Dataset rows describing interfaces:

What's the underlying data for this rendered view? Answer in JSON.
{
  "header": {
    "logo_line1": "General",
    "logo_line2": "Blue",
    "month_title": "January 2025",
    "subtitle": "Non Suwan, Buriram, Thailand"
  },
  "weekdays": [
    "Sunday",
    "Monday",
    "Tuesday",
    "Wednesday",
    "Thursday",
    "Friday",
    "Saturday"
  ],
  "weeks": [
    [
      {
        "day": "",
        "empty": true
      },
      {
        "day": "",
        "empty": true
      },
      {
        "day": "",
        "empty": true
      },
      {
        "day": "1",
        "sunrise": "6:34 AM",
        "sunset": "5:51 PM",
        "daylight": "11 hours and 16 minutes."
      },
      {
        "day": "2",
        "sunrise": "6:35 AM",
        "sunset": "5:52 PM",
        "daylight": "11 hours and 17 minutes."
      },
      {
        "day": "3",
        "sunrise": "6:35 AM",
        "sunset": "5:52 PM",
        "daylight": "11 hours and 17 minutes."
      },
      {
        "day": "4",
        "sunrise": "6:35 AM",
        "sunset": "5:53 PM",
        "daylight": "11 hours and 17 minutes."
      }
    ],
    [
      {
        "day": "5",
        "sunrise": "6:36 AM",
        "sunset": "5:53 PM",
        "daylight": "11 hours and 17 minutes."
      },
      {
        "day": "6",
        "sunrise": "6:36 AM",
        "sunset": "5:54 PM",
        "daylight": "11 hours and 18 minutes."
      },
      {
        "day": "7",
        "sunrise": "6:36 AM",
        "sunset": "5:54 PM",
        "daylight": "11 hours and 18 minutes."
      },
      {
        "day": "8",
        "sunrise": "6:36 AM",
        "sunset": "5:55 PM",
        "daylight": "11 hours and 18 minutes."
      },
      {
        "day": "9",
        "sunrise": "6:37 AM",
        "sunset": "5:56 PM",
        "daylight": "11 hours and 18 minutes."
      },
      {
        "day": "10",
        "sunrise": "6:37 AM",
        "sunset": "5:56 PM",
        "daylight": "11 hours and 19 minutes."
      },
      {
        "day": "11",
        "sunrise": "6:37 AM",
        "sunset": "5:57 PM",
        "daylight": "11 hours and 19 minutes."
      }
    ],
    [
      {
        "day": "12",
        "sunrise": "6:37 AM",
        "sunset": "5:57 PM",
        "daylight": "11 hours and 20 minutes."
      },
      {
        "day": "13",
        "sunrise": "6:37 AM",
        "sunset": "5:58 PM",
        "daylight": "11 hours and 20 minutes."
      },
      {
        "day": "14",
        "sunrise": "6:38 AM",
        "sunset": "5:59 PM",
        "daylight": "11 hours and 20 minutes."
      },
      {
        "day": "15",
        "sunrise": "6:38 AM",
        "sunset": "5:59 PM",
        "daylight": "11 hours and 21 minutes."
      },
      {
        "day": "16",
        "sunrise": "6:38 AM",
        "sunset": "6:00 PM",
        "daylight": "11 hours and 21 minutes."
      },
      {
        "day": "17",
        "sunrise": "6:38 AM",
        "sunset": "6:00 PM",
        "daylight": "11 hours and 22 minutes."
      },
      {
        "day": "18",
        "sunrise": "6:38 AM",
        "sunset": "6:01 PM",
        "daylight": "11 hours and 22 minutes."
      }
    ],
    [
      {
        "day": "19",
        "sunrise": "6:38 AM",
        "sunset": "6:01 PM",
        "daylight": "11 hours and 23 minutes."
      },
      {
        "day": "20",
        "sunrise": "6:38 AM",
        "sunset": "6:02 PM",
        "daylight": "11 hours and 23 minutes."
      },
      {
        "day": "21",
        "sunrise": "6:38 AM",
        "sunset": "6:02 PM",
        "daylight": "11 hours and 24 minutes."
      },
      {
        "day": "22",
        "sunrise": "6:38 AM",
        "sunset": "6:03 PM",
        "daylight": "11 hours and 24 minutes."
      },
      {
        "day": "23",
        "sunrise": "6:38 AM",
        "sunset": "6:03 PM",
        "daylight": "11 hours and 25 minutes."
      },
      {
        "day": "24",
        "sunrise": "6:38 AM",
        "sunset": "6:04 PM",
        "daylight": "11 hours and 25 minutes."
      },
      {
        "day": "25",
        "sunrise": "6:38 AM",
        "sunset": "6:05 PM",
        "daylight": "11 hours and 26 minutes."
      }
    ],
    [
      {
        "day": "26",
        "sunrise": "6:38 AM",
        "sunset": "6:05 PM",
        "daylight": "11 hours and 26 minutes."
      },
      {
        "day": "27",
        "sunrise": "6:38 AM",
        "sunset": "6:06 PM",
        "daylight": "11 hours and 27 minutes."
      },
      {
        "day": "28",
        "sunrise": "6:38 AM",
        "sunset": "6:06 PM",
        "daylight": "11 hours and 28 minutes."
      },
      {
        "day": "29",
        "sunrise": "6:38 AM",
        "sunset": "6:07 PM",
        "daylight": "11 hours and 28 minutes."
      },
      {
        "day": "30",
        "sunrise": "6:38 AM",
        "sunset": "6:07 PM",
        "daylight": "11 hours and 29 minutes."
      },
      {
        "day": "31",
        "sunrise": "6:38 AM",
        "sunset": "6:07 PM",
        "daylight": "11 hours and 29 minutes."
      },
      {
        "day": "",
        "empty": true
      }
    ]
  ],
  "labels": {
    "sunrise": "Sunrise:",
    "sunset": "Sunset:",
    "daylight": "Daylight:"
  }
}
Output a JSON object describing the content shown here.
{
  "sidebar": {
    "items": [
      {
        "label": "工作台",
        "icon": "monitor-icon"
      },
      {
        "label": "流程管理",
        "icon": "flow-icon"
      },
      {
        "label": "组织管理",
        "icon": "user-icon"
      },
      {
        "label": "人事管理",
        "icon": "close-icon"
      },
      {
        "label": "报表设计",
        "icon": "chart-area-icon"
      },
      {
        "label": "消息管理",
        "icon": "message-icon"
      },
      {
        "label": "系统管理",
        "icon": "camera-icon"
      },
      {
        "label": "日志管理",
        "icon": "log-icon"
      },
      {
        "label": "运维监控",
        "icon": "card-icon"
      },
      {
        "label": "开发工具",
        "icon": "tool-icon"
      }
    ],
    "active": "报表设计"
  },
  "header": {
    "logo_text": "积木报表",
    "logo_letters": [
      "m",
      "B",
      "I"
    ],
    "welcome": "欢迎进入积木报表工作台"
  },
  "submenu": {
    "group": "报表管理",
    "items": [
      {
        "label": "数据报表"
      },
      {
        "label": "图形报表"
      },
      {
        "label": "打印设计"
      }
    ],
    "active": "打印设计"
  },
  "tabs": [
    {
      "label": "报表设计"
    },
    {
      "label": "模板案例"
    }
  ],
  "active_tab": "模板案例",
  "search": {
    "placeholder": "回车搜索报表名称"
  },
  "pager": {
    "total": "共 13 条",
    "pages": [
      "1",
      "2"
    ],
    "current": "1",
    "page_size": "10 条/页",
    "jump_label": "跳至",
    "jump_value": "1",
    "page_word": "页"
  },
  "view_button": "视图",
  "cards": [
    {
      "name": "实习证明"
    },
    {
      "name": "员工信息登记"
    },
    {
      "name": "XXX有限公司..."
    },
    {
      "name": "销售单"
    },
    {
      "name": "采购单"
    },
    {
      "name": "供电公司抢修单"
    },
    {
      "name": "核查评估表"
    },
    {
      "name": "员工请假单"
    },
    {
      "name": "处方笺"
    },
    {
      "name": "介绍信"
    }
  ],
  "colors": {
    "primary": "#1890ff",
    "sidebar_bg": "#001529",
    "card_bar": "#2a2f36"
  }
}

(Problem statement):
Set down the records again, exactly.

(Answer section):
What's the underlying data for this rendered view? Answer in JSON.
{
  "header": {
    "logo_line1": "General",
    "logo_line2": "Blue",
    "month_title": "January 2025",
    "subtitle": "Non Suwan, Buriram, Thailand"
  },
  "weekdays": [
    "Sunday",
    "Monday",
    "Tuesday",
    "Wednesday",
    "Thursday",
    "Friday",
    "Saturday"
  ],
  "weeks": [
    [
      {
        "day": "",
        "empty": true
      },
      {
        "day": "",
        "empty": true
      },
      {
        "day": "",
        "empty": true
      },
      {
        "day": "1",
        "sunrise": "6:34 AM",
        "sunset": "5:51 PM",
        "daylight": "11 hours and 16 minutes."
      },
      {
        "day": "2",
        "sunrise": "6:35 AM",
        "sunset": "5:52 PM",
        "daylight": "11 hours and 17 minutes."
      },
      {
        "day": "3",
        "sunrise": "6:35 AM",
        "sunset": "5:52 PM",
        "daylight": "11 hours and 17 minutes."
      },
      {
        "day": "4",
        "sunrise": "6:35 AM",
        "sunset": "5:53 PM",
        "daylight": "11 hours and 17 minutes."
      }
    ],
    [
      {
        "day": "5",
        "sunrise": "6:36 AM",
        "sunset": "5:53 PM",
        "daylight": "11 hours and 17 minutes."
      },
      {
        "day": "6",
        "sunrise": "6:36 AM",
        "sunset": "5:54 PM",
        "daylight": "11 hours and 18 minutes."
      },
      {
        "day": "7",
        "sunrise": "6:36 AM",
        "sunset": "5:54 PM",
        "daylight": "11 hours and 18 minutes."
      },
      {
        "day": "8",
        "sunrise": "6:36 AM",
        "sunset": "5:55 PM",
        "daylight": "11 hours and 18 minutes."
      },
      {
        "day": "9",
        "sunrise": "6:37 AM",
        "sunset": "5:56 PM",
        "daylight": "11 hours and 18 minutes."
      },
      {
        "day": "10",
        "sunrise": "6:37 AM",
        "sunset": "5:56 PM",
        "daylight": "11 hours and 19 minutes."
      },
      {
        "day": "11",
        "sunrise": "6:37 AM",
        "sunset": "5:57 PM",
        "daylight": "11 hours and 19 minutes."
      }
    ],
    [
      {
        "day": "12",
        "sunrise": "6:37 AM",
        "sunset": "5:57 PM",
        "daylight": "11 hours and 20 minutes."
      },
      {
        "day": "13",
        "sunrise": "6:37 AM",
        "sunset": "5:58 PM",
        "daylight": "11 hours and 20 minutes."
      },
      {
        "day": "14",
        "sunrise": "6:38 AM",
        "sunset": "5:59 PM",
        "daylight": "11 hours and 20 minutes."
      },
      {
        "day": "15",
        "sunrise": "6:38 AM",
        "sunset": "5:59 PM",
        "daylight": "11 hours and 21 minutes."
      },
      {
        "day": "16",
        "sunrise": "6:38 AM",
        "sunset": "6:00 PM",
        "daylight": "11 hours and 21 minutes."
      },
      {
        "day": "17",
        "sunrise": "6:38 AM",
        "sunset": "6:00 PM",
        "daylight": "11 hours and 22 minutes."
      },
      {
        "day": "18",
        "sunrise": "6:38 AM",
        "sunset": "6:01 PM",
        "daylight": "11 hours and 22 minutes."
      }
    ],
    [
      {
        "day": "19",
        "sunrise": "6:38 AM",
        "sunset": "6:01 PM",
        "daylight": "11 hours and 23 minutes."
      },
      {
        "day": "20",
        "sunrise": "6:38 AM",
        "sunset": "6:02 PM",
        "daylight": "11 hours and 23 minutes."
      },
      {
        "day": "21",
        "sunrise": "6:38 AM",
        "sunset": "6:02 PM",
        "daylight": "11 hours and 24 minutes."
      },
      {
        "day": "22",
        "sunrise": "6:38 AM",
        "sunset": "6:03 PM",
        "daylight": "11 hours and 24 minutes."
      },
      {
        "day": "23",
        "sunrise": "6:38 AM",
        "sunset": "6:03 PM",
        "daylight": "11 hours and 25 minutes."
      },
      {
        "day": "24",
        "sunrise": "6:38 AM",
        "sunset": "6:04 PM",
        "daylight": "11 hours and 25 minutes."
      },
      {
        "day": "25",
        "sunrise": "6:38 AM",
        "sunset": "6:05 PM",
        "daylight": "11 hours and 26 minutes."
      }
    ],
    [
      {
        "day": "26",
        "sunrise": "6:38 AM",
        "sunset": "6:05 PM",
        "daylight": "11 hours and 26 minutes."
      },
      {
        "day": "27",
        "sunrise": "6:38 AM",
        "sunset": "6:06 PM",
        "daylight": "11 hours and 27 minutes."
      },
      {
        "day": "28",
        "sunrise": "6:38 AM",
        "sunset": "6:06 PM",
        "daylight": "11 hours and 28 minutes."
      },
      {
        "day": "29",
        "sunrise": "6:38 AM",
        "sunset": "6:07 PM",
        "daylight": "11 hours and 28 minutes."
      },
      {
        "day": "30",
        "sunrise": "6:38 AM",
        "sunset": "6:07 PM",
        "daylight": "11 hours and 29 minutes."
      },
      {
        "day": "31",
        "sunrise": "6:38 AM",
        "sunset": "6:07 PM",
        "daylight": "11 hours and 29 minutes."
      },
      {
        "day": "",
        "empty": true
      }
    ]
  ],
  "labels": {
    "sunrise": "Sunrise:",
    "sunset": "Sunset:",
    "daylight": "Daylight:"
  }
}
Output a JSON object describing the content shown here.
{
  "sidebar": {
    "items": [
      {
        "label": "工作台",
        "icon": "monitor-icon"
      },
      {
        "label": "流程管理",
        "icon": "flow-icon"
      },
      {
        "label": "组织管理",
        "icon": "user-icon"
      },
      {
        "label": "人事管理",
        "icon": "close-icon"
      },
      {
        "label": "报表设计",
        "icon": "chart-area-icon"
      },
      {
        "label": "消息管理",
        "icon": "message-icon"
      },
      {
        "label": "系统管理",
        "icon": "camera-icon"
      },
      {
        "label": "日志管理",
        "icon": "log-icon"
      },
      {
        "label": "运维监控",
        "icon": "card-icon"
      },
      {
        "label": "开发工具",
        "icon": "tool-icon"
      }
    ],
    "active": "报表设计"
  },
  "header": {
    "logo_text": "积木报表",
    "logo_letters": [
      "m",
      "B",
      "I"
    ],
    "welcome": "欢迎进入积木报表工作台"
  },
  "submenu": {
    "group": "报表管理",
    "items": [
      {
        "label": "数据报表"
      },
      {
        "label": "图形报表"
      },
      {
        "label": "打印设计"
      }
    ],
    "active": "打印设计"
  },
  "tabs": [
    {
      "label": "报表设计"
    },
    {
      "label": "模板案例"
    }
  ],
  "active_tab": "模板案例",
  "search": {
    "placeholder": "回车搜索报表名称"
  },
  "pager": {
    "total": "共 13 条",
    "pages": [
      "1",
      "2"
    ],
    "current": "1",
    "page_size": "10 条/页",
    "jump_label": "跳至",
    "jump_value": "1",
    "page_word": "页"
  },
  "view_button": "视图",
  "cards": [
    {
      "name": "实习证明"
    },
    {
      "name": "员工信息登记"
    },
    {
      "name": "XXX有限公司..."
    },
    {
      "name": "销售单"
    },
    {
      "name": "采购单"
    },
    {
      "name": "供电公司抢修单"
    },
    {
      "name": "核查评估表"
    },
    {
      "name": "员工请假单"
    },
    {
      "name": "处方笺"
    },
    {
      "name": "介绍信"
    }
  ],
  "colors": {
    "primary": "#1890ff",
    "sidebar_bg": "#001529",
    "card_bar": "#2a2f36"
  }
}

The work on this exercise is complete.